There are arguments that favour CDs over DVDs in terms of longevity (but you have the capacity limitations) - and there are CDs labeled as photo archive quality, and all the discussions around the surface (gold was said to offer advantages).

Third - you can consider other supports like Hard Disks that today offer a good cost relation, including the external ones that you can keep out of the machine to prevent virus.
But these have moving parts and also have problems. HDD rescue software first question uses to be if your drive is over 3 years old.

Fourth - obsolescense - after some years you may have problems in terms of hard and/or software to access your files, thus it is advisable to move files to an udated media when necessary.

    • Don’t trust on just one material media - burn 2 (CD, DVD, whatsoever) and keep them apart.
      From time to time, open some files using each of the burnt units, and with a longer interval (only experience can tell you) burn new copies.

All this can be seen as an archive policy, that can be extended to the actual conditions of the places you keep your backups, etc. And all depends on how important your files are to you.

Software it is not that important, providing you use a reliable one (many of the ones around match this), buy a good burner and don’t choose your elected media by the lower price criteria.
Good luck and good pictures.


#12

[B]shutterbug2007:[/B]

I would agree with [B]agomes[/B] summary for archival.

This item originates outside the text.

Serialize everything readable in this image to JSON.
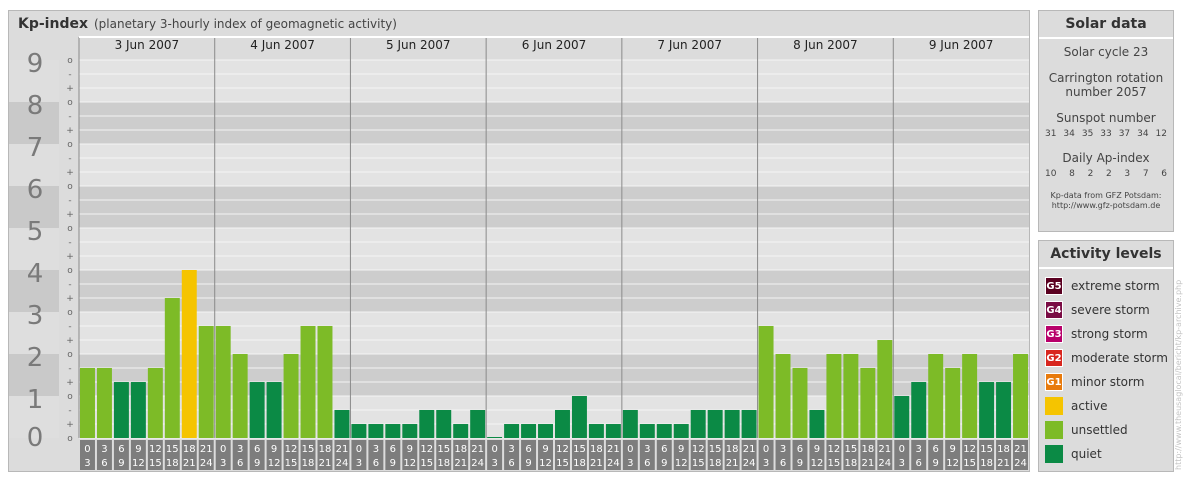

It would be better making copies of your photographs to CD-R aswell as DVD+R. For every 6 CD-Rs of photographs, you would only need 1 DVD+R also, so it’s not much more inpractical for space.

Independant on which digital image format you have your photographs in (JPEG/RAW/TIFF) , you should be able to fit quite a lot on even a single CD-R, and price relative to film processing per roll is very cheap :bigsmile: (even if you purchased archival grade media).

I imagine the personal value of your photographs is high enough that you would prefer to be safe.

Any burning program capable of creating data compilations should be fine.


#13

I would rather go for BenQ or NEC drives since they are well established quality drives.